PROVIDED RECORDS:
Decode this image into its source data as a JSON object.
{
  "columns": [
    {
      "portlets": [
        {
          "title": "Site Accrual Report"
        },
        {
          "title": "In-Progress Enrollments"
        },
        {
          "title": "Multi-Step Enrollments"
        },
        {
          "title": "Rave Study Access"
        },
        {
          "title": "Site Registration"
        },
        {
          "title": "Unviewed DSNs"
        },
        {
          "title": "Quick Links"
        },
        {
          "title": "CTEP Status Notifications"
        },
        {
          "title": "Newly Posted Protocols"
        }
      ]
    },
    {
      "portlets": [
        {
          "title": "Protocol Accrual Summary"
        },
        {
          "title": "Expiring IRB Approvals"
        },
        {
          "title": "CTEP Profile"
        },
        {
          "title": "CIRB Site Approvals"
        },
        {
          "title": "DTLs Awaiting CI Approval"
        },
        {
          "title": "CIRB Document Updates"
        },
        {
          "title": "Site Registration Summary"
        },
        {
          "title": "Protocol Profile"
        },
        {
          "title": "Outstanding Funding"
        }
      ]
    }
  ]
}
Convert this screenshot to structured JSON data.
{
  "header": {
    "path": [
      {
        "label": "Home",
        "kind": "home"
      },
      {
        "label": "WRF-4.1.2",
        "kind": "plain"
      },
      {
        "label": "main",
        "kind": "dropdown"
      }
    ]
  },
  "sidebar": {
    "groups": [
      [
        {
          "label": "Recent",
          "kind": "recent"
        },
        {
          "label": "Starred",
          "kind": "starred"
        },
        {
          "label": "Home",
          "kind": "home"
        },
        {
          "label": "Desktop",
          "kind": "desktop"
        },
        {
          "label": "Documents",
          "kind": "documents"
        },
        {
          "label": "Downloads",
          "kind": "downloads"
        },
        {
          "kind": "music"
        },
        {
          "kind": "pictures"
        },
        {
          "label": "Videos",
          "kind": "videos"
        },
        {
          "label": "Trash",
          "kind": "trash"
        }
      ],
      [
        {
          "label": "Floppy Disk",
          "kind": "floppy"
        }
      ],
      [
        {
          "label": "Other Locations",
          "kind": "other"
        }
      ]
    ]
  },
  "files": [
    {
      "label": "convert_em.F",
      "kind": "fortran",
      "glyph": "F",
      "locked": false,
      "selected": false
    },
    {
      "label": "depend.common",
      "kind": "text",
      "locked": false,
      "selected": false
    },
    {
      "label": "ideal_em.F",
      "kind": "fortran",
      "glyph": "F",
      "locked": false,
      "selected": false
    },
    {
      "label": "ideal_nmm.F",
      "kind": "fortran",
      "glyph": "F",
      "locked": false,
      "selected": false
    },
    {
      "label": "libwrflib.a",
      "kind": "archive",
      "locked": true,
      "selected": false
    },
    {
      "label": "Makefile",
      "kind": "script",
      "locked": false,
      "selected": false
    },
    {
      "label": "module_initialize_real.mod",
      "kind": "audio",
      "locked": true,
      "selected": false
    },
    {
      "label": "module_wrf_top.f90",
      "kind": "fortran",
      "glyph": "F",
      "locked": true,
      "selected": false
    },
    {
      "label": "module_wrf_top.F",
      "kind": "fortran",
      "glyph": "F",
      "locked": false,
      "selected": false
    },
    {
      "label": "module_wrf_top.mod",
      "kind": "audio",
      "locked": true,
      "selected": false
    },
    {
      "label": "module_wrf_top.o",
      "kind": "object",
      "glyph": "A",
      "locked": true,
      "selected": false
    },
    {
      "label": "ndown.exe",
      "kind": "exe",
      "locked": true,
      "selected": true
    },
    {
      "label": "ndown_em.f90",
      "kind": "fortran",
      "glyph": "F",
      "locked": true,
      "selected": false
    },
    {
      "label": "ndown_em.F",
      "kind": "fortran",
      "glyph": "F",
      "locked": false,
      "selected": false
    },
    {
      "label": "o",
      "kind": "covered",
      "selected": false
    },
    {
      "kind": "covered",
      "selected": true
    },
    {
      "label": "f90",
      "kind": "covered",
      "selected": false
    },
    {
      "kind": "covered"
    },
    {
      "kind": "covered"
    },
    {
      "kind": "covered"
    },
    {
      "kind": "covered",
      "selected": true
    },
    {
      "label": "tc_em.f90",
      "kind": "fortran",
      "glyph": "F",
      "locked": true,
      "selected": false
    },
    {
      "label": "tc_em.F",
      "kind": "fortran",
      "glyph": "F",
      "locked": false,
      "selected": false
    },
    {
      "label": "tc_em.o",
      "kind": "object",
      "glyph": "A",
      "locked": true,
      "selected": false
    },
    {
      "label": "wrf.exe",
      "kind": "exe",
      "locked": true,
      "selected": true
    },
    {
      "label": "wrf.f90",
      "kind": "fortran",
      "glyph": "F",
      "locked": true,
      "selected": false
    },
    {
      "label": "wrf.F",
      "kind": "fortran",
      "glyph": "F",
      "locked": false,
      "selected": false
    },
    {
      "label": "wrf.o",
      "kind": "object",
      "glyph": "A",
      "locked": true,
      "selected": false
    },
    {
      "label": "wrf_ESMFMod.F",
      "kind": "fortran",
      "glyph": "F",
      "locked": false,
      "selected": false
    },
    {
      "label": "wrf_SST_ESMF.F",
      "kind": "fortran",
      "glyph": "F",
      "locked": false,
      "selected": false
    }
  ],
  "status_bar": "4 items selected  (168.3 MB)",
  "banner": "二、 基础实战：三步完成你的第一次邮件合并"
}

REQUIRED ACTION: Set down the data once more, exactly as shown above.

WRITTEN SOLUTION:
Decode this image into its source data as a JSON object.
{
  "columns": [
    {
      "portlets": [
        {
          "title": "Site Accrual Report"
        },
        {
          "title": "In-Progress Enrollments"
        },
        {
          "title": "Multi-Step Enrollments"
        },
        {
          "title": "Rave Study Access"
        },
        {
          "title": "Site Registration"
        },
        {
          "title": "Unviewed DSNs"
        },
        {
          "title": "Quick Links"
        },
        {
          "title": "CTEP Status Notifications"
        },
        {
          "title": "Newly Posted Protocols"
        }
      ]
    },
    {
      "portlets": [
        {
          "title": "Protocol Accrual Summary"
        },
        {
          "title": "Expiring IRB Approvals"
        },
        {
          "title": "CTEP Profile"
        },
        {
          "title": "CIRB Site Approvals"
        },
        {
          "title": "DTLs Awaiting CI Approval"
        },
        {
          "title": "CIRB Document Updates"
        },
        {
          "title": "Site Registration Summary"
        },
        {
          "title": "Protocol Profile"
        },
        {
          "title": "Outstanding Funding"
        }
      ]
    }
  ]
}
Convert this screenshot to structured JSON data.
{
  "header": {
    "path": [
      {
        "label": "Home",
        "kind": "home"
      },
      {
        "label": "WRF-4.1.2",
        "kind": "plain"
      },
      {
        "label": "main",
        "kind": "dropdown"
      }
    ]
  },
  "sidebar": {
    "groups": [
      [
        {
          "label": "Recent",
          "kind": "recent"
        },
        {
          "label": "Starred",
          "kind": "starred"
        },
        {
          "label": "Home",
          "kind": "home"
        },
        {
          "label": "Desktop",
          "kind": "desktop"
        },
        {
          "label": "Documents",
          "kind": "documents"
        },
        {
          "label": "Downloads",
          "kind": "downloads"
        },
        {
          "kind": "music"
        },
        {
          "kind": "pictures"
        },
        {
          "label": "Videos",
          "kind": "videos"
        },
        {
          "label": "Trash",
          "kind": "trash"
        }
      ],
      [
        {
          "label": "Floppy Disk",
          "kind": "floppy"
        }
      ],
      [
        {
          "label": "Other Locations",
          "kind": "other"
        }
      ]
    ]
  },
  "files": [
    {
      "label": "convert_em.F",
      "kind": "fortran",
      "glyph": "F",
      "locked": false,
      "selected": false
    },
    {
      "label": "depend.common",
      "kind": "text",
      "locked": false,
      "selected": false
    },
    {
      "label": "ideal_em.F",
      "kind": "fortran",
      "glyph": "F",
      "locked": false,
      "selected": false
    },
    {
      "label": "ideal_nmm.F",
      "kind": "fortran",
      "glyph": "F",
      "locked": false,
      "selected": false
    },
    {
      "label": "libwrflib.a",
      "kind": "archive",
      "locked": true,
      "selected": false
    },
    {
      "label": "Makefile",
      "kind": "script",
      "locked": false,
      "selected": false
    },
    {
      "label": "module_initialize_real.mod",
      "kind": "audio",
      "locked": true,
      "selected": false
    },
    {
      "label": "module_wrf_top.f90",
      "kind": "fortran",
      "glyph": "F",
      "locked": true,
      "selected": false
    },
    {
      "label": "module_wrf_top.F",
      "kind": "fortran",
      "glyph": "F",
      "locked": false,
      "selected": false
    },
    {
      "label": "module_wrf_top.mod",
      "kind": "audio",
      "locked": true,
      "selected": false
    },
    {
      "label": "module_wrf_top.o",
      "kind": "object",
      "glyph": "A",
      "locked": true,
      "selected": false
    },
    {
      "label": "ndown.exe",
      "kind": "exe",
      "locked": true,
      "selected": true
    },
    {
      "label": "ndown_em.f90",
      "kind": "fortran",
      "glyph": "F",
      "locked": true,
      "selected": false
    },
    {
      "label": "ndown_em.F",
      "kind": "fortran",
      "glyph": "F",
      "locked": false,
      "selected": false
    },
    {
      "label": "o",
      "kind": "covered",
      "selected": false
    },
    {
      "kind": "covered",
      "selected": true
    },
    {
      "label": "f90",
      "kind": "covered",
      "selected": false
    },
    {
      "kind": "covered"
    },
    {
      "kind": "covered"
    },
    {
      "kind": "covered"
    },
    {
      "kind": "covered",
      "selected": true
    },
    {
      "label": "tc_em.f90",
      "kind": "fortran",
      "glyph": "F",
      "locked": true,
      "selected": false
    },
    {
      "label": "tc_em.F",
      "kind": "fortran",
      "glyph": "F",
      "locked": false,
      "selected": false
    },
    {
      "label": "tc_em.o",
      "kind": "object",
      "glyph": "A",
      "locked": true,
      "selected": false
    },
    {
      "label": "wrf.exe",
      "kind": "exe",
      "locked": true,
      "selected": true
    },
    {
      "label": "wrf.f90",
      "kind": "fortran",
      "glyph": "F",
      "locked": true,
      "selected": false
    },
    {
      "label": "wrf.F",
      "kind": "fortran",
      "glyph": "F",
      "locked": false,
      "selected": false
    },
    {
      "label": "wrf.o",
      "kind": "object",
      "glyph": "A",
      "locked": true,
      "selected": false
    },
    {
      "label": "wrf_ESMFMod.F",
      "kind": "fortran",
      "glyph": "F",
      "locked": false,
      "selected": false
    },
    {
      "label": "wrf_SST_ESMF.F",
      "kind": "fortran",
      "glyph": "F",
      "locked": false,
      "selected": false
    }
  ],
  "status_bar": "4 items selected  (168.3 MB)",
  "banner": "二、 基础实战：三步完成你的第一次邮件合并"
}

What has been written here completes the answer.